In Hawking's final book, Brief Answers to Big Questions, published Tuesday, the theoretical physicist and cosmologist, who was smart enough to be played by Eddie Redmayne in the movie of his life, tackled one of life's oldest and most hard questions-Is there a God?
"There is no God. No one directs the universe", he writes in "Brief Answers to the Big Questions".
While that answer is undoubtedly unsettling for people of faith, they may take some comfort knowing that Hawking doesn't think we're entirely alone in the universe. He wrote that there are "forms of intelligent life out there". They're just not "God" in the Judeo-Christian-Muslim sense of the word. Hawking's family and colleagues worked, er, religiously to complete the manuscript with help from his archives.
In the final chapter of his book, the renowned scientist offered one last bit of advice in answering the question "How do we shape the future?"
And he leaves open the possibility of other phenomena.
"He realized that people specifically wanted his answers to these questions", Lucy told CNN.
Lucy Hawking said her father saw the world on the cusp of a "vast transformative change" when he died, but was troubled over how "divided we've become".
In remarks prepared by Hawking and played at the launch of the book in London on Monday, the scientist also turned his attention to the world he was leaving behind.
"With Brexit and Trump now exerting new forces in relation to immigration and the development of education, we are witnessing a global revolt against experts, and that includes scientists", Hawking said.
According to his daughter, Hawking believed that "We seem to have lost the ability to look outward, and we are increasingly looking inward to ourselves", a harsh indictment from a man who spent decades in a wheelchair unable to speak, and a warning worth heeding.

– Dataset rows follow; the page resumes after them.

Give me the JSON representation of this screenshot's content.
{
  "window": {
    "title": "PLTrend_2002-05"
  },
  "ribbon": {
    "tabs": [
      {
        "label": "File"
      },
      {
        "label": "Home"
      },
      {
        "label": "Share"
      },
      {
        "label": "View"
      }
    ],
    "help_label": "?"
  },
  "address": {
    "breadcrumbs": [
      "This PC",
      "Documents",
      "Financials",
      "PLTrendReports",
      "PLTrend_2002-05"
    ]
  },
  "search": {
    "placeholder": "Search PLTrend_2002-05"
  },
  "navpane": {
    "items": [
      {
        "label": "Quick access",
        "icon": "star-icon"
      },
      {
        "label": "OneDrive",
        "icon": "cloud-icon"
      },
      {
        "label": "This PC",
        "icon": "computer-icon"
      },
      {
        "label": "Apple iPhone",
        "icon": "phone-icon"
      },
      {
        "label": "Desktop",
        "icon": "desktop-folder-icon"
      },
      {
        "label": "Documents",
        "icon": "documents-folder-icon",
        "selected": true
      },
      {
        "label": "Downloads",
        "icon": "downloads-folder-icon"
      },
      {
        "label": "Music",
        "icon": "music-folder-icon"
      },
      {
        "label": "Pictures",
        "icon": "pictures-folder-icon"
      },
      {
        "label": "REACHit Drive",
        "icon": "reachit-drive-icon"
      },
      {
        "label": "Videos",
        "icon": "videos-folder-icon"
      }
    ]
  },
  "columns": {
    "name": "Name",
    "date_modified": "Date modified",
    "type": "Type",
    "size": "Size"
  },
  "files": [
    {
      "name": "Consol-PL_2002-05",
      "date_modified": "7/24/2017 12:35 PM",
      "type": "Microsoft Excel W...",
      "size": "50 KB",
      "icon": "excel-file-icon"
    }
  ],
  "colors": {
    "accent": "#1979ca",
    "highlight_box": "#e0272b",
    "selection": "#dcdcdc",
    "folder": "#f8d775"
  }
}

Hawking's final message to readers, though, is a hopeful one.
"Remember to look up at the stars and not down at your feet", he wrote.